Carlisle Brake & Friction (CBF) recently showcased its latest technologies, including the quick fill master cylinder and the puller slave cylinder for the tractor market.
For over 30 years, Carlisle Brake & Friction (CBF) has been a supplier of brake systems and friction components to the agriculture and forestry industry. In 2005, CBF expanded its brake system capabilities with the acquisition of ArvinMeritors off-highway braking division (formerly known as Lucas Girling). Recently, CBF launched several new products for the Indian market targeting changing technological trends in the tractor industry. These products can replace the traditional linkages-based brake actuation with hydraulic-based actuation to give operators a passenger car brake pedal 'feel and improved driver comfort.
Quick-fill master cylinder
Operator comfort is the key advantage a quick-fill master cylinder technology provides when compared to the older master cylinder technology. The quick-fill is actuated when the pedal is applied and the plunger moves forward, displacing fluid from the larger chamber and brake master cylinder to the brakes. The fluid from the quick-fill chamber flows through the non-return valve and quickly fills the brake. The additional fluid volume from the quick-fill chamber is used to take up the running clearance at the drum-brake wheel cylinders. When an optimal pressure is achieved in the brake line, ie, when the running clearance is gone and the brake needs to be pressurised to torque, pressure will be built up in the brake master cylinder, but only after the non-return valve closes off. Any additional oil volume required compensating for brake stiffness or hose expansion due to pressurisation, for example, will be available from the plunger. However, the fluid that needs to be displaced from the quick-fill chamber for this to occur must go somewhere, in this case to the tank through the vent hole. One fine-tuned feature of this system is that it ensures that when the cylinder is first applied, the oil in the quick-fill chamber will flow through the non-return valve rather than out to reservoir. Some oil will inevitably get vented out, but this feature ensures most of the fluid is directed to the brake.

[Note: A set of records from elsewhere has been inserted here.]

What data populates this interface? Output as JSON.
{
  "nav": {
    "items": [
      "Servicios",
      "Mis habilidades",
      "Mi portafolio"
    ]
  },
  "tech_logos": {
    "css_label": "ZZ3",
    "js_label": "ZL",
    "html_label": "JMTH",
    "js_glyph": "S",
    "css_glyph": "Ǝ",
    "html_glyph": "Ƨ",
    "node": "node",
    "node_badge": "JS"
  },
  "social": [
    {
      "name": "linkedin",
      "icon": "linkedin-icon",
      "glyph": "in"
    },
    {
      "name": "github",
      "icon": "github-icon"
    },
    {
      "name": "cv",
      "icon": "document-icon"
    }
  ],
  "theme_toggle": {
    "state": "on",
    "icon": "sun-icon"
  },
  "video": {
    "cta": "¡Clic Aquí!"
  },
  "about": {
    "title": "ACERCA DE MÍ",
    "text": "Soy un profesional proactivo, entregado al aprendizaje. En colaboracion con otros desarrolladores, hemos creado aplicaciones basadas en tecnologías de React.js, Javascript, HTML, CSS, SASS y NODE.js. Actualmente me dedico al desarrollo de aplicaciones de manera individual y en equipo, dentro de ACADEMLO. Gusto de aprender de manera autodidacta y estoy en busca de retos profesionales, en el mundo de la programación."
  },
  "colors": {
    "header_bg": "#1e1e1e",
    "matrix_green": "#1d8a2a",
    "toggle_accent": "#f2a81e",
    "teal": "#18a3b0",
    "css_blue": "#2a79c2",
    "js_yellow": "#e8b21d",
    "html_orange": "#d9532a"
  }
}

In emergencies, the operator may still stamp on the pedal, even though he does not want the high pedal force to be created by the quick-fill chamber diameter. In this case, the pressure-relief valve will crack open and relieve the back pressure created because the oil will not be able to get through the non-return valve quick enough. When the pedal is released, the cylinder recuperates from the quick-fill chamber through the non-return valve and the quick-fill chamber recuperates via the centre valve opening, letting oil flow readily from the reservoir.
CBFs cylinder has a self-bleed function that ensures that if air gets into the brake master cylinder and enters the annular section in front of the main master-cylinder seal, it will be ejected through the self-bleed hole each time the cylinder is stroked. This air will then be pushed out through the vent hole and into the reservoir, so the cylinder is self-bleeding, but will not bleed air from the brake system, if the air is not in the master cylinder.
Puller slave cylinder
This slave cylinder has been designed with the option for actuating a park brake. The service brake and park brake can be applied independently with the CBF design. To reduce the load required at the handbrake (to operate the park brake) the service brake can be applied and immediately after the handbrake can be operated at a much lower effort to provide the required park brake torque.
There will be a small partial vacuum created in the braking system when conducting this particular 'park brake procedure. This vacuum level will be dependent on various system characteristics including length/diameter of the hydraulic piping, slave cylinder diameter, master cylinder diameter and stroke, etc. However, CBF master cylinders are specifically designed to reduce the effects of partial vacuum by replacing fluid in the brake system through internal recuperation.